* [RECORDED DATA]:
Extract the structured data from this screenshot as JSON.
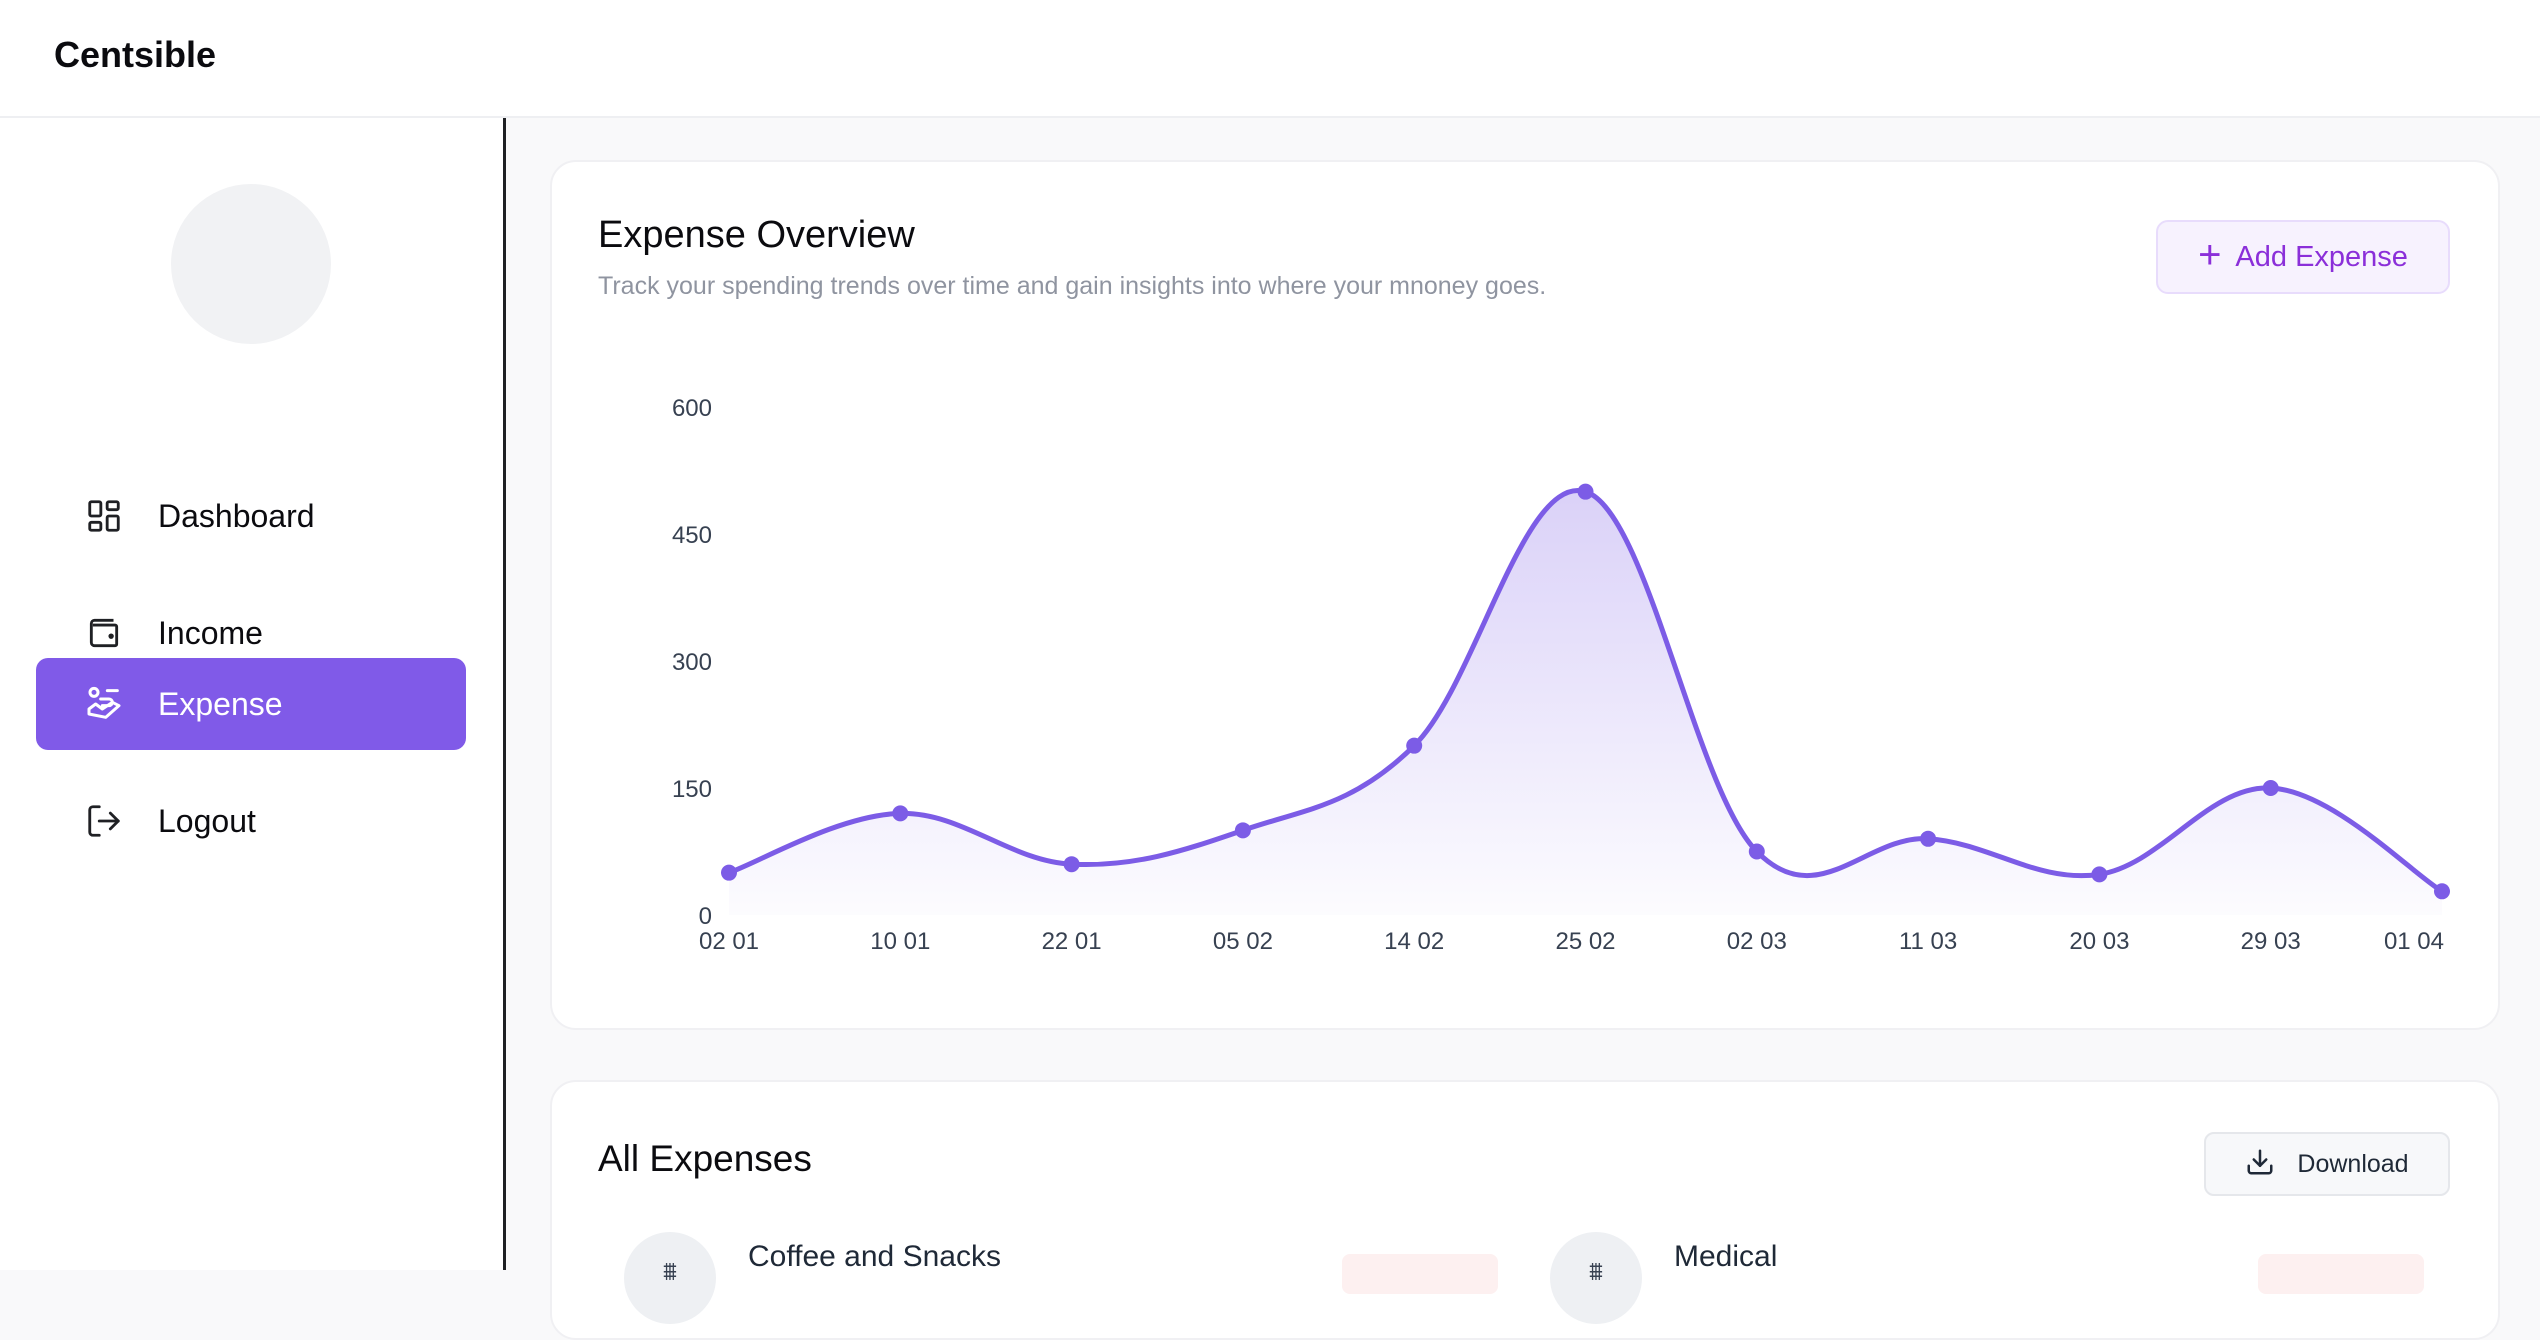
{
  "app": {
    "brand": "Centsible"
  },
  "sidebar": {
    "items": [
      {
        "label": "Dashboard",
        "icon": "dashboard-grid-icon",
        "active": false
      },
      {
        "label": "Income",
        "icon": "wallet-icon",
        "active": false
      },
      {
        "label": "Expense",
        "icon": "hand-coins-icon",
        "active": true
      },
      {
        "label": "Logout",
        "icon": "logout-icon",
        "active": false
      }
    ]
  },
  "overview": {
    "title": "Expense Overview",
    "subtitle": "Track your spending trends over time and gain insights into where your mnoney goes.",
    "add_button": "Add Expense"
  },
  "expenses": {
    "title": "All Expenses",
    "download_button": "Download",
    "items": [
      {
        "name": "Coffee and Snacks"
      },
      {
        "name": "Medical"
      }
    ]
  },
  "colors": {
    "accent": "#805ae8",
    "accent_text": "#8b2fd9",
    "line": "#7c5ce6"
  },
  "chart_data": {
    "type": "area",
    "categories": [
      "02 01",
      "10 01",
      "22 01",
      "05 02",
      "14 02",
      "25 02",
      "02 03",
      "11 03",
      "20 03",
      "29 03",
      "01 04"
    ],
    "values": [
      50,
      120,
      60,
      100,
      200,
      500,
      75,
      90,
      48,
      150,
      28
    ],
    "ylim": [
      0,
      600
    ],
    "yticks": [
      "600",
      "450",
      "300",
      "150",
      "0"
    ],
    "ytick_values": [
      600,
      450,
      300,
      150,
      0
    ],
    "grid": false,
    "smooth": true
  }
}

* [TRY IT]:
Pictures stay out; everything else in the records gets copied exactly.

* [WORKED SOLUTION]:
Extract the structured data from this screenshot as JSON.
{
  "app": {
    "brand": "Centsible"
  },
  "sidebar": {
    "items": [
      {
        "label": "Dashboard",
        "icon": "dashboard-grid-icon",
        "active": false
      },
      {
        "label": "Income",
        "icon": "wallet-icon",
        "active": false
      },
      {
        "label": "Expense",
        "icon": "hand-coins-icon",
        "active": true
      },
      {
        "label": "Logout",
        "icon": "logout-icon",
        "active": false
      }
    ]
  },
  "overview": {
    "title": "Expense Overview",
    "subtitle": "Track your spending trends over time and gain insights into where your mnoney goes.",
    "add_button": "Add Expense"
  },
  "expenses": {
    "title": "All Expenses",
    "download_button": "Download",
    "items": [
      {
        "name": "Coffee and Snacks"
      },
      {
        "name": "Medical"
      }
    ]
  },
  "colors": {
    "accent": "#805ae8",
    "accent_text": "#8b2fd9",
    "line": "#7c5ce6"
  },
  "chart_data": {
    "type": "area",
    "categories": [
      "02 01",
      "10 01",
      "22 01",
      "05 02",
      "14 02",
      "25 02",
      "02 03",
      "11 03",
      "20 03",
      "29 03",
      "01 04"
    ],
    "values": [
      50,
      120,
      60,
      100,
      200,
      500,
      75,
      90,
      48,
      150,
      28
    ],
    "ylim": [
      0,
      600
    ],
    "yticks": [
      "600",
      "450",
      "300",
      "150",
      "0"
    ],
    "ytick_values": [
      600,
      450,
      300,
      150,
      0
    ],
    "grid": false,
    "smooth": true
  }
}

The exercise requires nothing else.